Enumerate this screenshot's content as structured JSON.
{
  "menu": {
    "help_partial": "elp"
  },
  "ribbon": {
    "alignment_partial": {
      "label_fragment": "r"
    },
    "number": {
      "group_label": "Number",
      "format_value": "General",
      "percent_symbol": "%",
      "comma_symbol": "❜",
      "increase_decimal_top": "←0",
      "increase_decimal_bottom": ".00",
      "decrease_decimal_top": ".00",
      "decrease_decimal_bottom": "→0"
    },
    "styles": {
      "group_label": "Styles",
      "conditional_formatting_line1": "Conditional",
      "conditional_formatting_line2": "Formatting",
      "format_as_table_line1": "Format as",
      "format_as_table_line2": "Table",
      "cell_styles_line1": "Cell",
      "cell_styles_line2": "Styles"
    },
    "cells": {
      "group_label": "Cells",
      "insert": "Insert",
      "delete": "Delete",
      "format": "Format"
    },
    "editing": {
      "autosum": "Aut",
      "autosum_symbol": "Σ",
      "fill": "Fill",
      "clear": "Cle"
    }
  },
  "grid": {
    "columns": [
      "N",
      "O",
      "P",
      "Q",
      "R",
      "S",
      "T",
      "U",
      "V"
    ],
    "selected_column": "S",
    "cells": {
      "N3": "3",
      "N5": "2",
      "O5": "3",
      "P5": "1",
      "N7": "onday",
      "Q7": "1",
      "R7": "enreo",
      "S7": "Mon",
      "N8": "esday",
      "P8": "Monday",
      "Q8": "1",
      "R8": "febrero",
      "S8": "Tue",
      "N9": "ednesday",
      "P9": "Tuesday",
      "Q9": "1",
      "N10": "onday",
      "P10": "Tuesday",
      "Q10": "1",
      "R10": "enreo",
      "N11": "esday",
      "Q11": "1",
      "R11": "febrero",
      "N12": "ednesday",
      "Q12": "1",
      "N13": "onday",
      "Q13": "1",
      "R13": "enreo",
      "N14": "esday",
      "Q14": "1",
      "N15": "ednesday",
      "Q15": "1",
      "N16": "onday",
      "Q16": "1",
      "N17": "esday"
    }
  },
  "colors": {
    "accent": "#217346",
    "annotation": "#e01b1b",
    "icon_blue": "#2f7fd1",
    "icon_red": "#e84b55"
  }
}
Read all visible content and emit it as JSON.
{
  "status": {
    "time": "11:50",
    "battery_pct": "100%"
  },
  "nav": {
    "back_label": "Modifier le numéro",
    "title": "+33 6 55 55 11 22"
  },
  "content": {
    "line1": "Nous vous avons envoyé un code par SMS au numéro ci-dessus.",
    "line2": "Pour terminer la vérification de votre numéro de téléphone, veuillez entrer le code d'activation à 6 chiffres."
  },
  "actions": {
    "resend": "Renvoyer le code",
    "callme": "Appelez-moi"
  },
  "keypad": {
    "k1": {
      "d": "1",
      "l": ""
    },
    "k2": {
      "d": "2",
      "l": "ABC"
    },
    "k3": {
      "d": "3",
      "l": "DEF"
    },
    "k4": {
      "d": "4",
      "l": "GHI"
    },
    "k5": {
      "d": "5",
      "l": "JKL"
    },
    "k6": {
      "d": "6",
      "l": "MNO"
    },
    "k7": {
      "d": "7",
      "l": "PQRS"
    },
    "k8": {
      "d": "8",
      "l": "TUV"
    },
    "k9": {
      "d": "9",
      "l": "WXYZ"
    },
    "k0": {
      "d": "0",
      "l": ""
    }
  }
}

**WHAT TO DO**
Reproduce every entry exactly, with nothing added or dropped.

**RESPONSE**
Enumerate this screenshot's content as structured JSON.
{
  "menu": {
    "help_partial": "elp"
  },
  "ribbon": {
    "alignment_partial": {
      "label_fragment": "r"
    },
    "number": {
      "group_label": "Number",
      "format_value": "General",
      "percent_symbol": "%",
      "comma_symbol": "❜",
      "increase_decimal_top": "←0",
      "increase_decimal_bottom": ".00",
      "decrease_decimal_top": ".00",
      "decrease_decimal_bottom": "→0"
    },
    "styles": {
      "group_label": "Styles",
      "conditional_formatting_line1": "Conditional",
      "conditional_formatting_line2": "Formatting",
      "format_as_table_line1": "Format as",
      "format_as_table_line2": "Table",
      "cell_styles_line1": "Cell",
      "cell_styles_line2": "Styles"
    },
    "cells": {
      "group_label": "Cells",
      "insert": "Insert",
      "delete": "Delete",
      "format": "Format"
    },
    "editing": {
      "autosum": "Aut",
      "autosum_symbol": "Σ",
      "fill": "Fill",
      "clear": "Cle"
    }
  },
  "grid": {
    "columns": [
      "N",
      "O",
      "P",
      "Q",
      "R",
      "S",
      "T",
      "U",
      "V"
    ],
    "selected_column": "S",
    "cells": {
      "N3": "3",
      "N5": "2",
      "O5": "3",
      "P5": "1",
      "N7": "onday",
      "Q7": "1",
      "R7": "enreo",
      "S7": "Mon",
      "N8": "esday",
      "P8": "Monday",
      "Q8": "1",
      "R8": "febrero",
      "S8": "Tue",
      "N9": "ednesday",
      "P9": "Tuesday",
      "Q9": "1",
      "N10": "onday",
      "P10": "Tuesday",
      "Q10": "1",
      "R10": "enreo",
      "N11": "esday",
      "Q11": "1",
      "R11": "febrero",
      "N12": "ednesday",
      "Q12": "1",
      "N13": "onday",
      "Q13": "1",
      "R13": "enreo",
      "N14": "esday",
      "Q14": "1",
      "N15": "ednesday",
      "Q15": "1",
      "N16": "onday",
      "Q16": "1",
      "N17": "esday"
    }
  },
  "colors": {
    "accent": "#217346",
    "annotation": "#e01b1b",
    "icon_blue": "#2f7fd1",
    "icon_red": "#e84b55"
  }
}
Read all visible content and emit it as JSON.
{
  "status": {
    "time": "11:50",
    "battery_pct": "100%"
  },
  "nav": {
    "back_label": "Modifier le numéro",
    "title": "+33 6 55 55 11 22"
  },
  "content": {
    "line1": "Nous vous avons envoyé un code par SMS au numéro ci-dessus.",
    "line2": "Pour terminer la vérification de votre numéro de téléphone, veuillez entrer le code d'activation à 6 chiffres."
  },
  "actions": {
    "resend": "Renvoyer le code",
    "callme": "Appelez-moi"
  },
  "keypad": {
    "k1": {
      "d": "1",
      "l": ""
    },
    "k2": {
      "d": "2",
      "l": "ABC"
    },
    "k3": {
      "d": "3",
      "l": "DEF"
    },
    "k4": {
      "d": "4",
      "l": "GHI"
    },
    "k5": {
      "d": "5",
      "l": "JKL"
    },
    "k6": {
      "d": "6",
      "l": "MNO"
    },
    "k7": {
      "d": "7",
      "l": "PQRS"
    },
    "k8": {
      "d": "8",
      "l": "TUV"
    },
    "k9": {
      "d": "9",
      "l": "WXYZ"
    },
    "k0": {
      "d": "0",
      "l": ""
    }
  }
}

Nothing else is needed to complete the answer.